Mortgage relief scams are difficult to decipher, so here are a few tips to avoid encountering a scam.
Before reaching for your wallet…
Qualification of specific government programs that aid in the loan modification process or foreclosure defense is free, according to It also doesn’t cost a cent to speak with a government agency-approved housing counselor. Nevertheless, homeowners frequently report shady companies that charge clients for access to government programs and housing counseling. If a homeowner rescue company asks for a large amount of money upfront for access to the latest government program or a recent mortgage settlement, it could be a sham. Information for housing counseling and government relief programs can be easily accessed online. Homeowners should also be cautious of companies that advise homeowners to pay mortgages to them and not to the loan provider.

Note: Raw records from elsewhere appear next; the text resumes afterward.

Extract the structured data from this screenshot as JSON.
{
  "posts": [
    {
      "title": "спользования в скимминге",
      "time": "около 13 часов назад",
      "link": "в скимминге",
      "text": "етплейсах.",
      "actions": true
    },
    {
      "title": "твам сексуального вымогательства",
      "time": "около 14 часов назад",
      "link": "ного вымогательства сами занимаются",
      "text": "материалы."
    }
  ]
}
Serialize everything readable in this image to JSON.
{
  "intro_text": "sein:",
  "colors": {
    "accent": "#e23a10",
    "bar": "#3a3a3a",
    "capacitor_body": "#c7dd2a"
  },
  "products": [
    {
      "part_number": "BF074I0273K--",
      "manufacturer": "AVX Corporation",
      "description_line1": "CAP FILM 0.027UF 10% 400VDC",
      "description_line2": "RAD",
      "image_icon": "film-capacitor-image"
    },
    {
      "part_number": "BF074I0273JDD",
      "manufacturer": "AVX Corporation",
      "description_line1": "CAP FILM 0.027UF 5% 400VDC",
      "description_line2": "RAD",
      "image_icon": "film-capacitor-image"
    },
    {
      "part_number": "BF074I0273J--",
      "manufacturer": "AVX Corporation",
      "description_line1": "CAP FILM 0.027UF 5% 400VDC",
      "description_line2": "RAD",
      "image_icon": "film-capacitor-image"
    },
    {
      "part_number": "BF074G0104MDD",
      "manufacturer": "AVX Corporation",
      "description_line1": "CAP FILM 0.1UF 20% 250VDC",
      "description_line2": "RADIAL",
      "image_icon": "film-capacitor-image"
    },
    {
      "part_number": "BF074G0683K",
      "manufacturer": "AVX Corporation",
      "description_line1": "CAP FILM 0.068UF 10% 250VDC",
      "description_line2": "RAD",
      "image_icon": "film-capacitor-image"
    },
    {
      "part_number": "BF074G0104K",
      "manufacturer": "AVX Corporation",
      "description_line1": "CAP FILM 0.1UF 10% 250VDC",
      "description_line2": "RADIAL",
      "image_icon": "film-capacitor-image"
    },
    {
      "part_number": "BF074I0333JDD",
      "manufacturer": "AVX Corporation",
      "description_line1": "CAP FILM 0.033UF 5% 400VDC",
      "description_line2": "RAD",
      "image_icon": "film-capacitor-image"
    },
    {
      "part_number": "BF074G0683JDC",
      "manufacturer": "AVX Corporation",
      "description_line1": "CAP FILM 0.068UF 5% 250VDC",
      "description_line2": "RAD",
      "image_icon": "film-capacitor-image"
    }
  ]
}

Nothing is promised
Foreclosure protection or the modification of a loan is never promised, and access to specific government programs may only be guaranteed for some borrowers. Disappointingly, mortgage relief scam artists will try to persuade someone that a loan modification or foreclosure defense handled by their company is guaranteed. A scam artist may pretend to be a member of a legitimate organization approved by, or affiliated with, the government and state that a homeowner qualifies for a specific government program that aids in foreclosure defense or loan modifications.
Detecting phonies
In order to appear authentic and reliable, scam artists will do anything these days. Non-attorneys often pose as attorneys who only offer loan modification services, according to the New York Times. Consumers should be suspicious of these firms, especially since most law firms include loan modifications as one of many services. Some law firms even pose as non-profit groups that offer loan workouts or forensic loan audits.
Another kind of scam artist, the “foreclosure rescuer,” may convince a client to transfer the title or sell his or her home, and then tell the client to stay in the home as renters. They will reassure the former homeowners that they will be able to reclaim the house once they’ve recovered financially. However, the scam artist will be able to evict the victims and claim the home.
People on the verge of losing their home should watch out for the scams covered above. Also, homeowners who would like a loan modification or who are at risk of foreclosure should never avoid any communication from their lender. Free foreclosure counseling is provided by government agency-certified housing counseling agencies, or by contacting the Homeowners’ HOPE Hotline.